THIS CONFERENCE is testimony to the increasing interest which psychiatrists and psychotherapists of all persuasions are taking in the normal aspects of behavior. This new direction of research is surely a sign of vigorous health and energetic growth in our field. Sullivan once warned a persistent questioner never to ask a psychiatrist for a definition of normality; the psychiatrist, he said, never sees a normal person professionally, and he can't count on his friends, or even himself, for this rare and ill-defined property. But a professional limitation must have a professional remedy. Now that we are beginning to study nonpatients systematically, with a view to seeing how the normal processes of adaptation go astray, we may not find ourselves so tongue-tied and embarrassed when ordinary people ask us, as presumed experts, to define normal behavior.
Still, despite our current determination to broaden our horizons, many
Spiegel JP. Classification of Body Messages.
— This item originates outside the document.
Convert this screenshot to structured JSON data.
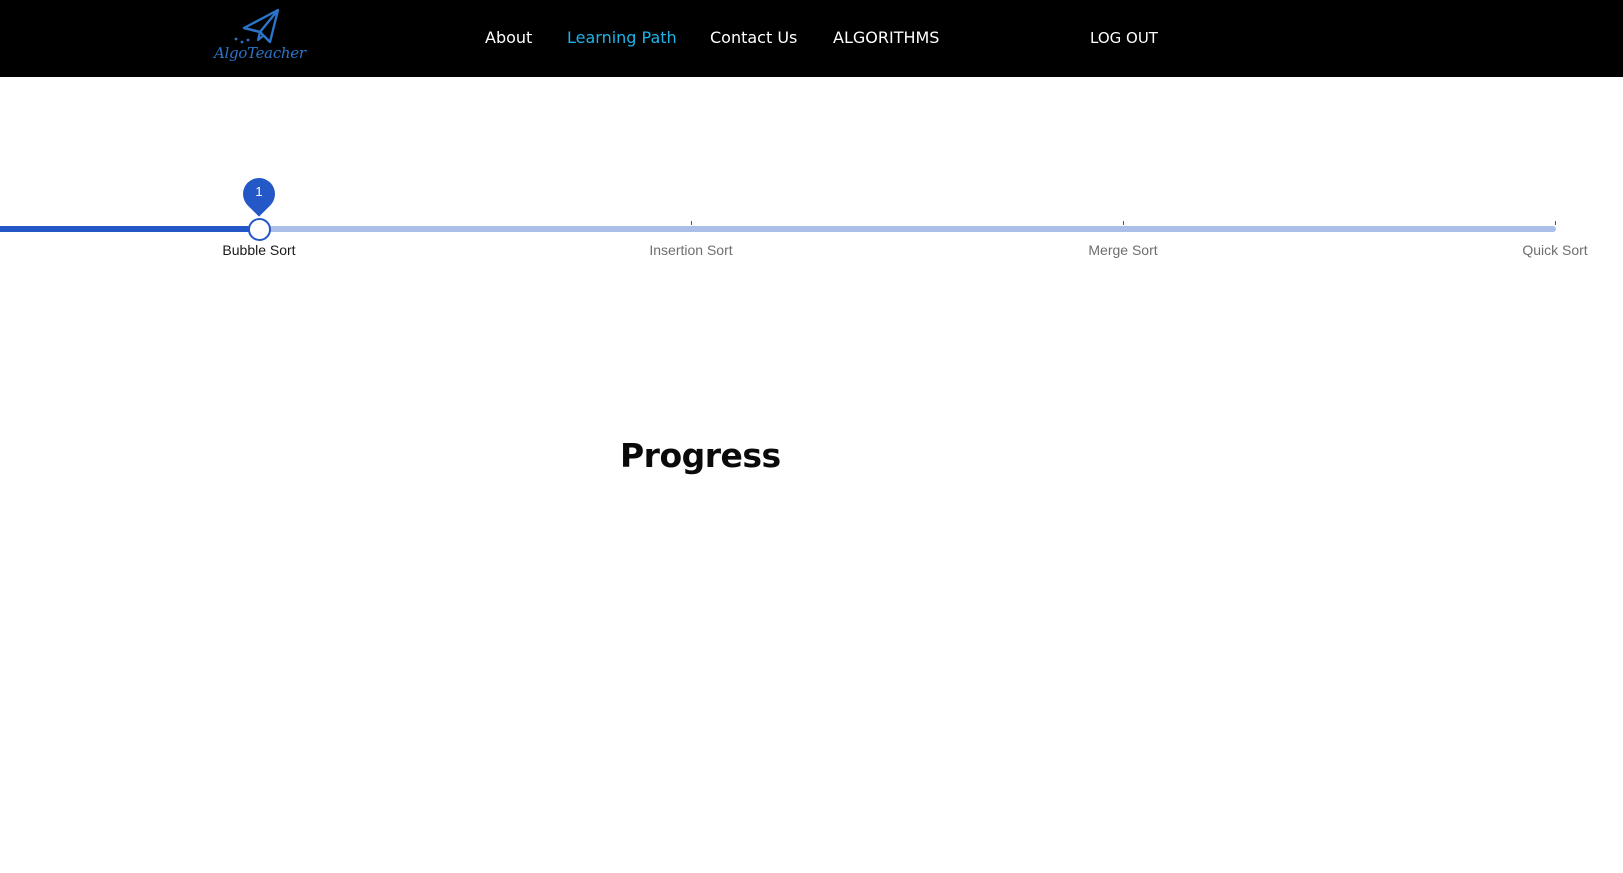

Arch Gen Psychiatry. 1967;17(3):298–305. doi:10.1001/archpsyc.1967.01730270042008